**The problem**
Where a line of the listing below holds "plugins", add it to the tally; give only the final number.

[Start of Attachment]

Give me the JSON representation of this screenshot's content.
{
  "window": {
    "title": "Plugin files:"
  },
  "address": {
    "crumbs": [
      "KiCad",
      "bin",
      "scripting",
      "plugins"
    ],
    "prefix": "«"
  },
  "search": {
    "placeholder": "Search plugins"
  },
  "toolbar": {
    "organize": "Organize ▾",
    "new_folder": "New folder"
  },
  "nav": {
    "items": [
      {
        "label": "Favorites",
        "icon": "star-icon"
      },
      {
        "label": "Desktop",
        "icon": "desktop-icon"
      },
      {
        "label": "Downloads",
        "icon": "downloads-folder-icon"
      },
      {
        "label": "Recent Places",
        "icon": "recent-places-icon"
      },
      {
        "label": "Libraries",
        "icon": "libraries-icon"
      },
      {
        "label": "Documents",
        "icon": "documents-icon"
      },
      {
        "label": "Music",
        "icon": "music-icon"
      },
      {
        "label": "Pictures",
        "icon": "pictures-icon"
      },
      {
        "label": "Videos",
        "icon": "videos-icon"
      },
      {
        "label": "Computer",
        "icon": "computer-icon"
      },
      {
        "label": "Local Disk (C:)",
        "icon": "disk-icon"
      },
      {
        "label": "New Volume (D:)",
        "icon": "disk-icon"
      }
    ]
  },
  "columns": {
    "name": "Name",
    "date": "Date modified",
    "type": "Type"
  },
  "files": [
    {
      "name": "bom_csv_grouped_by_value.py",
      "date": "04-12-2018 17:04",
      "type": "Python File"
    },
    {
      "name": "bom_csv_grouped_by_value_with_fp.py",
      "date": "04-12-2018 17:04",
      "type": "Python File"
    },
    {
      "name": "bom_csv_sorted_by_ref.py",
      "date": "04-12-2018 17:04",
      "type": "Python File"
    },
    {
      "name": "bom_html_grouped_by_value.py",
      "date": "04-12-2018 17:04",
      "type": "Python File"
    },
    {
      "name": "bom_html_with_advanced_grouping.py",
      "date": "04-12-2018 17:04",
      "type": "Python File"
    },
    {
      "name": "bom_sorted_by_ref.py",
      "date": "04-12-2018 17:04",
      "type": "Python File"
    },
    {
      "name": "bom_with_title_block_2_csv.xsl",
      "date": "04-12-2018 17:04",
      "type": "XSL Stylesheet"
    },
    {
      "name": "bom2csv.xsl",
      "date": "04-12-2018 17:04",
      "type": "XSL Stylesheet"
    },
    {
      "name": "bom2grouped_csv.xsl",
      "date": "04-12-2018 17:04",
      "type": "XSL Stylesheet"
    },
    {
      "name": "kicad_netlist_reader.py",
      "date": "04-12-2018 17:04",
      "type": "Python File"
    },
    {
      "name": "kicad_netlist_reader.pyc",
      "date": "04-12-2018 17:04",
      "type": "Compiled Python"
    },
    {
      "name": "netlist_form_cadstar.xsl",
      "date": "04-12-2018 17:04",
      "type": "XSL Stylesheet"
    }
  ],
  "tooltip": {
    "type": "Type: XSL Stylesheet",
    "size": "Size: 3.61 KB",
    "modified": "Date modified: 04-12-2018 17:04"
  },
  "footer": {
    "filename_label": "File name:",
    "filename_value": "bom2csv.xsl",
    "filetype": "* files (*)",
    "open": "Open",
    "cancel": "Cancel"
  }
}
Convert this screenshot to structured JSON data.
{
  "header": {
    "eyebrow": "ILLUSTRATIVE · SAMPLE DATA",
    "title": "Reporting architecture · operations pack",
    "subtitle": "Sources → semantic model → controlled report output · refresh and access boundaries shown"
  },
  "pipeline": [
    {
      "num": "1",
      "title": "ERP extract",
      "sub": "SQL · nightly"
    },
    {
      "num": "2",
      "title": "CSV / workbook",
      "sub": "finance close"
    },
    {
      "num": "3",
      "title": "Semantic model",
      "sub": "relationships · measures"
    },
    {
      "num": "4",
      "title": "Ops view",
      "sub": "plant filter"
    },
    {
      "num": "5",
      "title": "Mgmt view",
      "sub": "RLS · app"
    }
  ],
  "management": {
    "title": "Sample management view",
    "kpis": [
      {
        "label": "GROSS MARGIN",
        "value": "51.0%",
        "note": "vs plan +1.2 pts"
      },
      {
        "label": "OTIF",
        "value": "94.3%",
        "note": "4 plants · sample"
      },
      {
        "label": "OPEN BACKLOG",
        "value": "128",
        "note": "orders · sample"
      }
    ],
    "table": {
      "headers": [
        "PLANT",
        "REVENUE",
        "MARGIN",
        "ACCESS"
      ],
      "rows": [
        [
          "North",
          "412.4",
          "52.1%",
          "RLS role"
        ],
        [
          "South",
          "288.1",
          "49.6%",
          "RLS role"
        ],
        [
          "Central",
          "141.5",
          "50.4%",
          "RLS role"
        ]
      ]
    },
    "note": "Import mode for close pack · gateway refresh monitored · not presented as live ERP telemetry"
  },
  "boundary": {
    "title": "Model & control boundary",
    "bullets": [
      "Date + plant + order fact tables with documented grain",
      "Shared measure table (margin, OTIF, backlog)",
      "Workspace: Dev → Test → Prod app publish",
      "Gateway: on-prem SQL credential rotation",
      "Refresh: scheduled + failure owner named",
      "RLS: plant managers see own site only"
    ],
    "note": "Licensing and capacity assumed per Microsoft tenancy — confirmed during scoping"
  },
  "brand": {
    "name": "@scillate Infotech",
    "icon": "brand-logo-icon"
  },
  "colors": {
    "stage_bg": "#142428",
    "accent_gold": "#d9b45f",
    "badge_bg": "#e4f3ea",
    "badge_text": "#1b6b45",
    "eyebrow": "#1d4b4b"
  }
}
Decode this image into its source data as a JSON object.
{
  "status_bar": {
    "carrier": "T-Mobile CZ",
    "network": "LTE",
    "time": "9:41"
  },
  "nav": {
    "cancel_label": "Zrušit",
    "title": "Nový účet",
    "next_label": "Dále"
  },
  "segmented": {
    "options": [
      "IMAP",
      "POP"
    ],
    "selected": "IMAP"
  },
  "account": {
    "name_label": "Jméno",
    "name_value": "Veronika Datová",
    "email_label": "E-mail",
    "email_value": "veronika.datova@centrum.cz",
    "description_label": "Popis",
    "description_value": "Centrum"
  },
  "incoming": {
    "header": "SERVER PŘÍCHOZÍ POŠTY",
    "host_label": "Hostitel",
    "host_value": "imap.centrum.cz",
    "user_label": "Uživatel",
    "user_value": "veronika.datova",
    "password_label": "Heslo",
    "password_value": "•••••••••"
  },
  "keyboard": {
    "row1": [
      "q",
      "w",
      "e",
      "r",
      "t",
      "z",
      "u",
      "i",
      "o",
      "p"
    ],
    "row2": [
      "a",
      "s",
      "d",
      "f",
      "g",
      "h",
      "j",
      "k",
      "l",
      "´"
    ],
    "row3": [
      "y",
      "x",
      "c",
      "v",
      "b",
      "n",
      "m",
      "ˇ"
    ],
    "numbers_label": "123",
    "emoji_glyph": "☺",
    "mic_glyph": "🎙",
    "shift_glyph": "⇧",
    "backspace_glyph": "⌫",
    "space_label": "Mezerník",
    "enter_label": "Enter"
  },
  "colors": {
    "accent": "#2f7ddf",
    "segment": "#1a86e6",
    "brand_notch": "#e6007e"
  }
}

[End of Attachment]

**Exercise result**
2